Are type III-IV muscle afferents required for a normal steady-state exercise hyperpnoea in humans?

J Physiol. 2014 Feb 1;592(3):463-74. doi: 10.1113/jphysiol.2013.261925. Epub 2013 Sep 2.

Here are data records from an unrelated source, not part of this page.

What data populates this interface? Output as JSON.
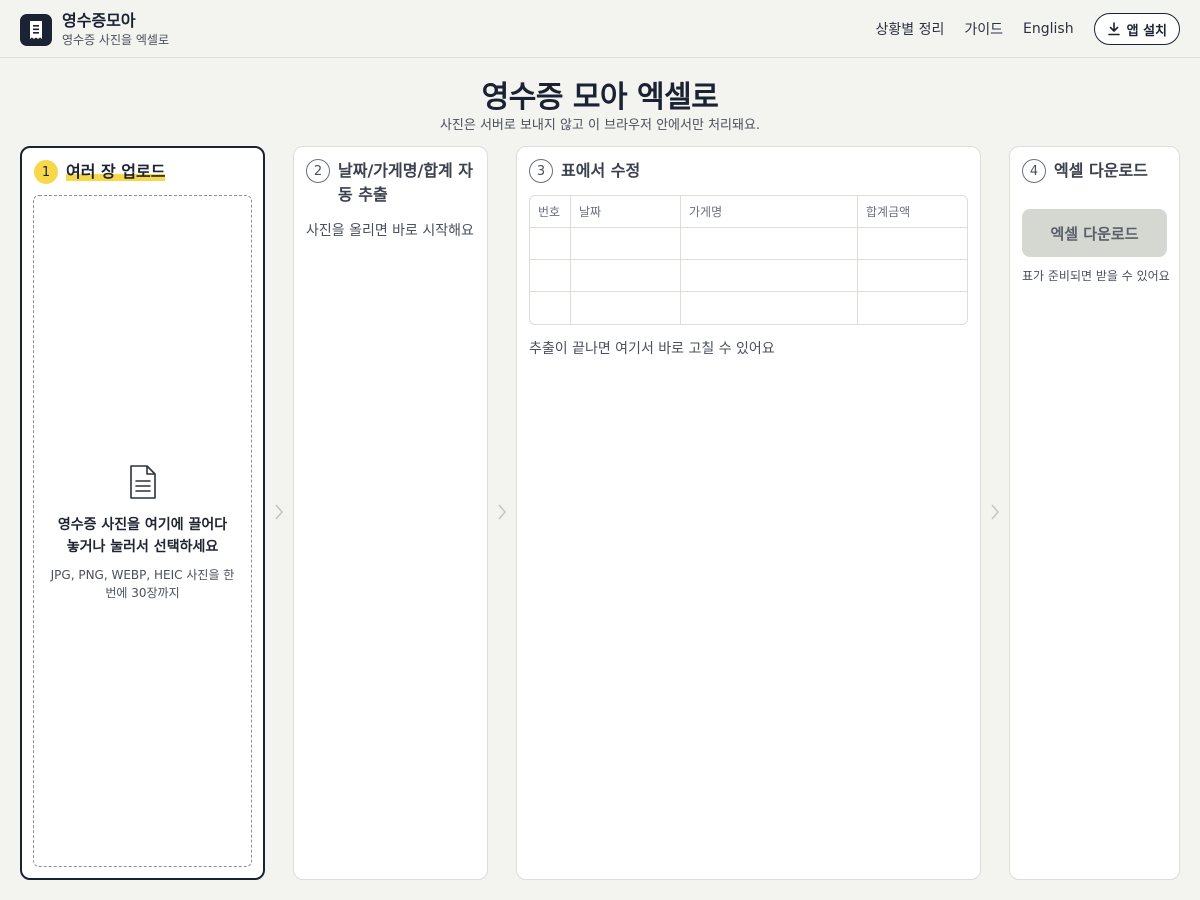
{
  "brand": {
    "name": "영수증모아",
    "subtitle": "영수증 사진을 엑셀로"
  },
  "nav": {
    "items": [
      "상황별 정리",
      "가이드",
      "English"
    ],
    "install_label": "앱 설치"
  },
  "hero": {
    "title": "영수증 모아 엑셀로",
    "subtitle": "사진은 서버로 보내지 않고 이 브라우저 안에서만 처리돼요."
  },
  "steps": [
    {
      "num": "1",
      "title": "여러 장 업로드",
      "drop_main": "영수증 사진을 여기에 끌어다 놓거나 눌러서 선택하세요",
      "drop_hint": "JPG, PNG, WEBP, HEIC 사진을 한 번에 30장까지"
    },
    {
      "num": "2",
      "title": "날짜/가게명/합계 자동 추출",
      "desc": "사진을 올리면 바로 시작해요"
    },
    {
      "num": "3",
      "title": "표에서 수정",
      "columns": [
        "번호",
        "날짜",
        "가게명",
        "합계금액"
      ],
      "desc": "추출이 끝나면 여기서 바로 고칠 수 있어요"
    },
    {
      "num": "4",
      "title": "엑셀 다운로드",
      "button": "엑셀 다운로드",
      "note": "표가 준비되면 받을 수 있어요"
    }
  ],
  "colors": {
    "accent": "#f7d84a",
    "dark": "#1b2233",
    "background": "#f3f4f0"
  }
}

When tested in isolation, stimuli associated with respiratory CO2 exchange, feedforward central command and type III-IV muscle afferent feedback have each been shown to be capable of eliciting exercise-like cardio-ventilatory responses, but their relative contributions in a setting of physiological exercise remains controversial. We reasoned that in order to determine whether any of these regulators are obligatory to the exercise hyperpnoea each needs to be removed or significantly diminished in a setting of physiological steady-state exercise, during which all recognized stimuli (and other potential modulators) are normally operative. In the past few years we and others have used intrathecal fentanyl, a μ-opiate receptor agonist, in humans to reduce the input from type III-IV opiate-sensitive muscle afferents. During various types of intensities and durations of exercise a sustained hypoventilation, as well as reduced systemic pressure and cardioacceleration, were consistently observed with this blockade. These data provide the basis for the hypothesis that type III-IV muscle afferents are obligatory to the hyperpnoea of mild to moderate intensity rhythmic, large muscle, steady-state exercise. We discuss the limitations of these studies, the reasons for their disagreement with previous negative findings, the nature of the muscle afferent feedback stimulus and the need for future investigations.

Publication types

  • Research Support, N.I.H., Extramural
  • Research Support, Non-U.S. Gov't
  • Review

MeSH terms

  • Afferent Pathways / physiology
  • Exercise / physiology*
  • Humans
  • Muscle, Skeletal / innervation*
  • Muscle, Skeletal / physiology
  • Pulmonary Gas Exchange*
  • Pulmonary Ventilation*
  • Spinal Nerves / physiology*